* [Exercise goal]
Go through the entries below. Copy each line in which "nLogin" appears.
[[ Records for the exercise, beginning ]]
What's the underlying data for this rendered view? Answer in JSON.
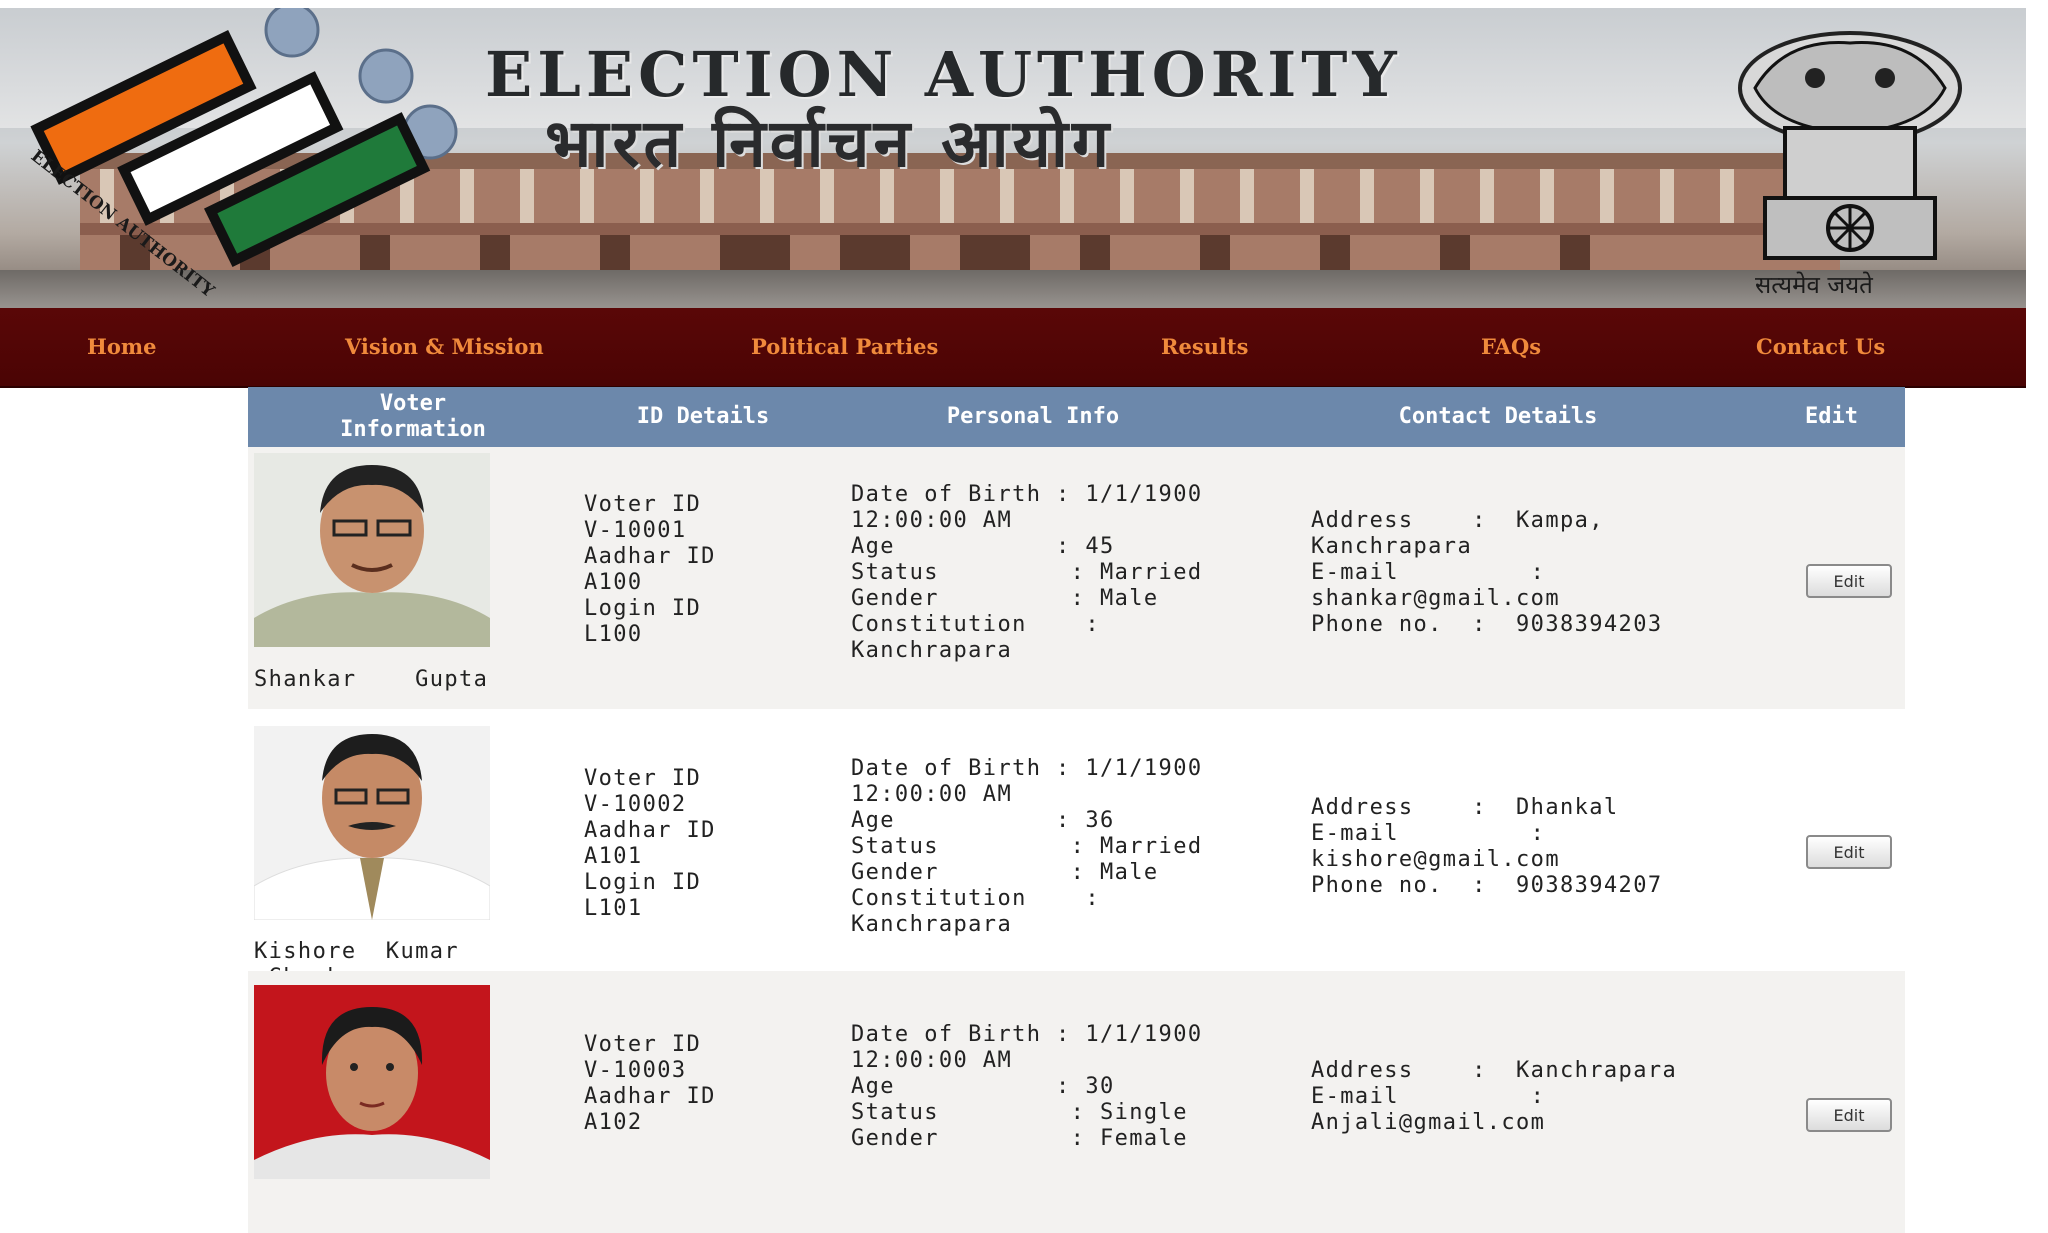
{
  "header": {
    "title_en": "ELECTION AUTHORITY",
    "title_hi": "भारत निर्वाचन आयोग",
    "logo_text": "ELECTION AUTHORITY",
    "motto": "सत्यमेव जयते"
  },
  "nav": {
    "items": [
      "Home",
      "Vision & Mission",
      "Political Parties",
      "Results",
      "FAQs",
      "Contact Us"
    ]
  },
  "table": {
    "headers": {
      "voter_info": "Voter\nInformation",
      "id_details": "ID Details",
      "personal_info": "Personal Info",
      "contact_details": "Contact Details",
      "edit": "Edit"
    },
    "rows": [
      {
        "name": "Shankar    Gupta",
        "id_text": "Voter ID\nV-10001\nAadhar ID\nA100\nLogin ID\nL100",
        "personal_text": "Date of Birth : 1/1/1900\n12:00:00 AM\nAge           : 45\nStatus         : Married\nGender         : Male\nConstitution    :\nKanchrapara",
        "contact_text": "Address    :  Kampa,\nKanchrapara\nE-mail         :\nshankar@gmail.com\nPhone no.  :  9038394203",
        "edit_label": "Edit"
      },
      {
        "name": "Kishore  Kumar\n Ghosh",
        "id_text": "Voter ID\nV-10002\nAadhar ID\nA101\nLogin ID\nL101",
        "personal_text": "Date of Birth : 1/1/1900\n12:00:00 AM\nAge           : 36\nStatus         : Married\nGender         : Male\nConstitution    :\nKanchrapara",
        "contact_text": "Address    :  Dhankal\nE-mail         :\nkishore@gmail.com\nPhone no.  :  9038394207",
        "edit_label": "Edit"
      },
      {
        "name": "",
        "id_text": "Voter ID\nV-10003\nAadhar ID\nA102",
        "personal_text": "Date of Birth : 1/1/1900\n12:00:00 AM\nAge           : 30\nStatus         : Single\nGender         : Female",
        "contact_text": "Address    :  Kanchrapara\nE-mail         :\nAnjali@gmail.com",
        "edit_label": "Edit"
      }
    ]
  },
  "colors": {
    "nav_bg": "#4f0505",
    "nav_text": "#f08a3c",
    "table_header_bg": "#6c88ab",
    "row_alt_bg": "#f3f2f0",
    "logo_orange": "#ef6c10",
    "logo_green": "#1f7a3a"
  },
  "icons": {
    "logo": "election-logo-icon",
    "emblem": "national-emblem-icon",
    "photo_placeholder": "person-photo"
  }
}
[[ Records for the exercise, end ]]
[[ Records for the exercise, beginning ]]
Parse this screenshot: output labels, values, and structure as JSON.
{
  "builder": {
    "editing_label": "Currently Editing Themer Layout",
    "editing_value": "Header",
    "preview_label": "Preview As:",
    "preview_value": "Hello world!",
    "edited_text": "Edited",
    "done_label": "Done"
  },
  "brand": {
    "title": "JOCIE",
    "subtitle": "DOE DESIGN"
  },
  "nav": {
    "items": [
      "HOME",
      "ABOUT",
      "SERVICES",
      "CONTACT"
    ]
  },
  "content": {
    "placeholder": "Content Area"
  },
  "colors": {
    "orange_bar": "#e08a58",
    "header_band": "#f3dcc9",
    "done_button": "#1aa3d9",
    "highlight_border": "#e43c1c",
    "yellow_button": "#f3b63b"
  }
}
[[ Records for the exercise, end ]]
* [Answer to this problem]
        "id_text": "Voter ID\nV-10001\nAadhar ID\nA100\nLogin ID\nL100",
        "id_text": "Voter ID\nV-10002\nAadhar ID\nA101\nLogin ID\nL101",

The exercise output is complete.